— WHAT YOU NEED TO DO —
Check each line of the data for "this" and select those that have it.

— INFORMATION SHOWN —
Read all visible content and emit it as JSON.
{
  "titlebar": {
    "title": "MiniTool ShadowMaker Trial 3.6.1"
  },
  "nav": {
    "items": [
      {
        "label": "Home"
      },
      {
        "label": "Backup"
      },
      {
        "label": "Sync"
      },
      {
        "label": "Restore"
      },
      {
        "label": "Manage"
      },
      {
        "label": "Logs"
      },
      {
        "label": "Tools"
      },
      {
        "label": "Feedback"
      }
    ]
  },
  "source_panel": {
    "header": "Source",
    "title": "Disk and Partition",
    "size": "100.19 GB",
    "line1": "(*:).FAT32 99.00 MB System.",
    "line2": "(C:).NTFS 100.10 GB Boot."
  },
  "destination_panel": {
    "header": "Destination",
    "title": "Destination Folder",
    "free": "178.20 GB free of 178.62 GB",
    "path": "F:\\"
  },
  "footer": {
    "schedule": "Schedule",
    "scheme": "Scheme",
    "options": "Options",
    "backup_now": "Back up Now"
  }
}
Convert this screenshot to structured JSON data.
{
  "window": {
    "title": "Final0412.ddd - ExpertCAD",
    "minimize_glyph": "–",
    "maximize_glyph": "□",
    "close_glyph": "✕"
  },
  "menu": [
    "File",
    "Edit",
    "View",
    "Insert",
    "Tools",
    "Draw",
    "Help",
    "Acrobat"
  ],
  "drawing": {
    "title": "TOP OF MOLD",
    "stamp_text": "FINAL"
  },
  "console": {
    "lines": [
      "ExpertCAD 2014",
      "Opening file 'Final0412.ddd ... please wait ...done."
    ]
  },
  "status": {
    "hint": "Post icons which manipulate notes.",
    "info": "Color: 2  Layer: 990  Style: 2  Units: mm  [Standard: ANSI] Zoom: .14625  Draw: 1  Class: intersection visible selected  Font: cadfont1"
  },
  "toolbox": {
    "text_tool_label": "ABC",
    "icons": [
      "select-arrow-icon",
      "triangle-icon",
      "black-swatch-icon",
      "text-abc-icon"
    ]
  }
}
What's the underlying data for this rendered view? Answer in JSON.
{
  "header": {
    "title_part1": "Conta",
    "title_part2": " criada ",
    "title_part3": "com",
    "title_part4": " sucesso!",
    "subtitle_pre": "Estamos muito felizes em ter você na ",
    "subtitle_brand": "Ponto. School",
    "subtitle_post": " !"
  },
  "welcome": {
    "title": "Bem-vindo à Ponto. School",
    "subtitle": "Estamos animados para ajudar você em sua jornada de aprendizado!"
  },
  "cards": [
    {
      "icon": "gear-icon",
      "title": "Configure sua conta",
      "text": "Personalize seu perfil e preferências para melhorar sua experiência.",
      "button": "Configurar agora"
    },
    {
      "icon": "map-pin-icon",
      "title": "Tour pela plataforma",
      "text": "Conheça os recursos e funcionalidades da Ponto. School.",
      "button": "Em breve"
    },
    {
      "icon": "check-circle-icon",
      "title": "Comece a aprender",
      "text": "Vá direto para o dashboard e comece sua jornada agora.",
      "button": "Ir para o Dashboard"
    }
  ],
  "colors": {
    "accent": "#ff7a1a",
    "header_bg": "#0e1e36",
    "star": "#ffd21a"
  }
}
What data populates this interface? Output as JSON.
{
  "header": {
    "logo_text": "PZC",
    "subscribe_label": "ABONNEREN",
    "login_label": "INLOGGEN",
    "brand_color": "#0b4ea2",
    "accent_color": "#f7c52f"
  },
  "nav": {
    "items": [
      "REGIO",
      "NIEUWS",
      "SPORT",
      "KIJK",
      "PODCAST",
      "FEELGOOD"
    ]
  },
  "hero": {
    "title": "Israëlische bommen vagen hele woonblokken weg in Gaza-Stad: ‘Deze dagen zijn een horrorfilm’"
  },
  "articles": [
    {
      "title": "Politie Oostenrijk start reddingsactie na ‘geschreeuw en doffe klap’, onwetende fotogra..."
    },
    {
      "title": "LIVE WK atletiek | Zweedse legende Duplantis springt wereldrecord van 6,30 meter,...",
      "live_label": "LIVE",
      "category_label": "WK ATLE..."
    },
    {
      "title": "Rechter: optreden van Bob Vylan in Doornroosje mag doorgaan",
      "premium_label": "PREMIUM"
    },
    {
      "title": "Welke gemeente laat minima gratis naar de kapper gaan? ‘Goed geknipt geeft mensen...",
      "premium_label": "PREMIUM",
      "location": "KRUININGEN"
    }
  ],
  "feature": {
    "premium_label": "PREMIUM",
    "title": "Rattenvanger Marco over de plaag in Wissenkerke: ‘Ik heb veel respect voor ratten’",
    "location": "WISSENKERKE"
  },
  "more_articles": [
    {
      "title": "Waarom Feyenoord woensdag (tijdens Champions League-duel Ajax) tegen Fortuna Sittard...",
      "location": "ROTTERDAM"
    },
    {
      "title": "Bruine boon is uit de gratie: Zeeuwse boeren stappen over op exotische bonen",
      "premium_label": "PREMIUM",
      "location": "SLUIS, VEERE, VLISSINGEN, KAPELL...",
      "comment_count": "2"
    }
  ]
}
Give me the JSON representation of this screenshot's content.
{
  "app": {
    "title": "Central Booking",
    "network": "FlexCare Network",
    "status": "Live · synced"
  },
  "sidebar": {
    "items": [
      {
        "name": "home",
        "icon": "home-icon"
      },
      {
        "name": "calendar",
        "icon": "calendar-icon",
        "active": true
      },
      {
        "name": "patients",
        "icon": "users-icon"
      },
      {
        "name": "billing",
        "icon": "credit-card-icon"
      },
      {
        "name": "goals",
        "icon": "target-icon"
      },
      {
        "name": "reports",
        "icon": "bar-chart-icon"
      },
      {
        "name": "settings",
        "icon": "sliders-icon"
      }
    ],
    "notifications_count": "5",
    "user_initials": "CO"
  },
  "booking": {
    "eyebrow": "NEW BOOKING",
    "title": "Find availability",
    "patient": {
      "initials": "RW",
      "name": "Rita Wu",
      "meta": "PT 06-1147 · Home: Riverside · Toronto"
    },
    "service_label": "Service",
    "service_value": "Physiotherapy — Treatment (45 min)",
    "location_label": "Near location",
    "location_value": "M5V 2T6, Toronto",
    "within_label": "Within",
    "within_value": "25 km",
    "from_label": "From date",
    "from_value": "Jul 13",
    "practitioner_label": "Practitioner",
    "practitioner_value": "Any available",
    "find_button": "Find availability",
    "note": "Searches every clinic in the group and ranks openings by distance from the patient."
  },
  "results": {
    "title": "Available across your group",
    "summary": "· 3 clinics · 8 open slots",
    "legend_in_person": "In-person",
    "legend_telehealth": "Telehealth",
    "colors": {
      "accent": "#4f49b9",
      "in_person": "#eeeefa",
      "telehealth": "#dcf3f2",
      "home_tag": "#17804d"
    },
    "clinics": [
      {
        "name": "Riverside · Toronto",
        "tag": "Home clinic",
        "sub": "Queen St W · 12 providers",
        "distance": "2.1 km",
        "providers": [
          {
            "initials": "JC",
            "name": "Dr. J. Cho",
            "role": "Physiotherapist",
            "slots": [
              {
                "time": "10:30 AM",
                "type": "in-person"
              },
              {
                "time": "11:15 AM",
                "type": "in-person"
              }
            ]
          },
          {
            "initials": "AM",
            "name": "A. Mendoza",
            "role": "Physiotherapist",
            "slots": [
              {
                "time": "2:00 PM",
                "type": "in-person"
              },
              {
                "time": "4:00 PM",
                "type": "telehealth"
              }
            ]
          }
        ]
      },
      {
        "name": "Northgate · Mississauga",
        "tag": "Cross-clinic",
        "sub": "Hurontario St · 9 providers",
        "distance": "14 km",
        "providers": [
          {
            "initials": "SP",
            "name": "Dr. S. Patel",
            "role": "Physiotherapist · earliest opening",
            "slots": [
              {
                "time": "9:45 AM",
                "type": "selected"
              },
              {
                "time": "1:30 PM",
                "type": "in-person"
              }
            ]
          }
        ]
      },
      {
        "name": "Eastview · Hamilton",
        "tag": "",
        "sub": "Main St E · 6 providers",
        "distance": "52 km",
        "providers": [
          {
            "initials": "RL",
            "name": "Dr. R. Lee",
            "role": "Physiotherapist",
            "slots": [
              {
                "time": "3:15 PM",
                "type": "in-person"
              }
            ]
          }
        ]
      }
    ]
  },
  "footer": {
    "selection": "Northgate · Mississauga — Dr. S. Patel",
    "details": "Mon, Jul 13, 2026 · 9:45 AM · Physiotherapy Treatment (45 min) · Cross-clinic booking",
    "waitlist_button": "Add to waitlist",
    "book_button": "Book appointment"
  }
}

— ANSWER FOR THE TASK —
Convert this screenshot to structured JSON data.
What's the underlying data for this rendered view? Answer in JSON.
What data populates this interface? Output as JSON.
Give me the JSON representation of this screenshot's content.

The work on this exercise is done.